Originally, bed bugs were bat bugs and used wings to fly to where bats slept to drink their blood. Since that was the only food in caves, the straw mouthpiece is all these bat bugs have ever needed. Now, bed bugs feed exclusively on humans and don’t need wings, but do inject a heavier dose of anesthetic saliva than the older species of bugs.
The proboscis is a bed bug mouthpiece that consists of two parts. One tube is a short, slightly wider hose that quickly fills the bit area with a numbing agent. Next, the longer tube is inserted and draws up to .0055 milliliters of blood. When that is done, the bed bug retreats and waits until it is ready to feed again. Meanwhile, the person who has been bit is left with itchy bed bug bites and unsightly red marks.
Do Bed Bugs Need to Feed Each Night?
Although bed bugs love blood, they do not need to feed every night. While each individual bug doesn’t need to eat again right away with a heavy infestation, there will always be some bugs that need to feed again. In this way, you will most likely get bitten every night you are sleeping on bed bug-infested bedding. After only one feeding, a bed bug can survive for over a year. This is most common in adult bed bugs as a growing bug may need to eat more often.
Human blood is high in vitamins, fats, and proteins and is all an adult bed bug needs to live for a year or two. Most bed bugs are not interested in just surviving and want to actively grow and breed. When this happens, you will find bed bugs feeding every chance they get.

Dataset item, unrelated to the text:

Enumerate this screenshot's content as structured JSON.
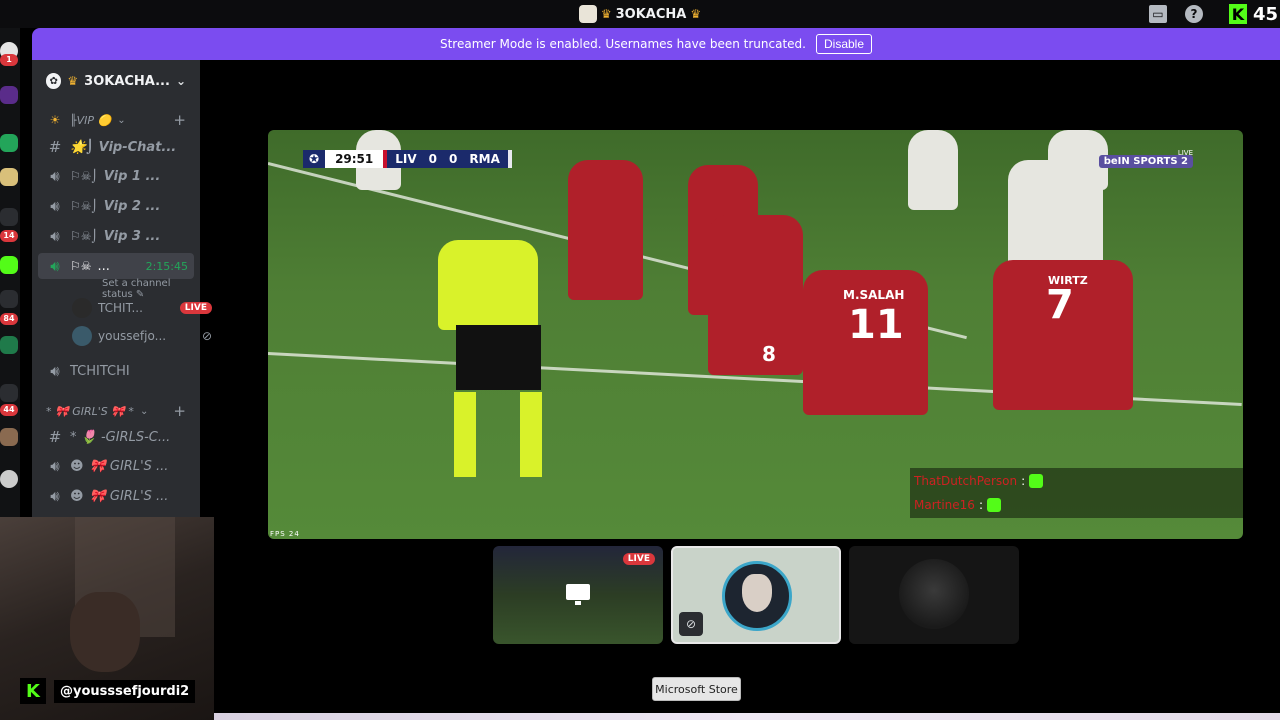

On average, a bed bug will feed as much as it can, which is every 5 to 10 days for an adult bed bug and more often for larvae and adolescents. Having multiple generations can make constant nightly bites a nightmare and have you running for the nearest pest control company or friendly exterminator to rid of these blood-sucking bed bugs.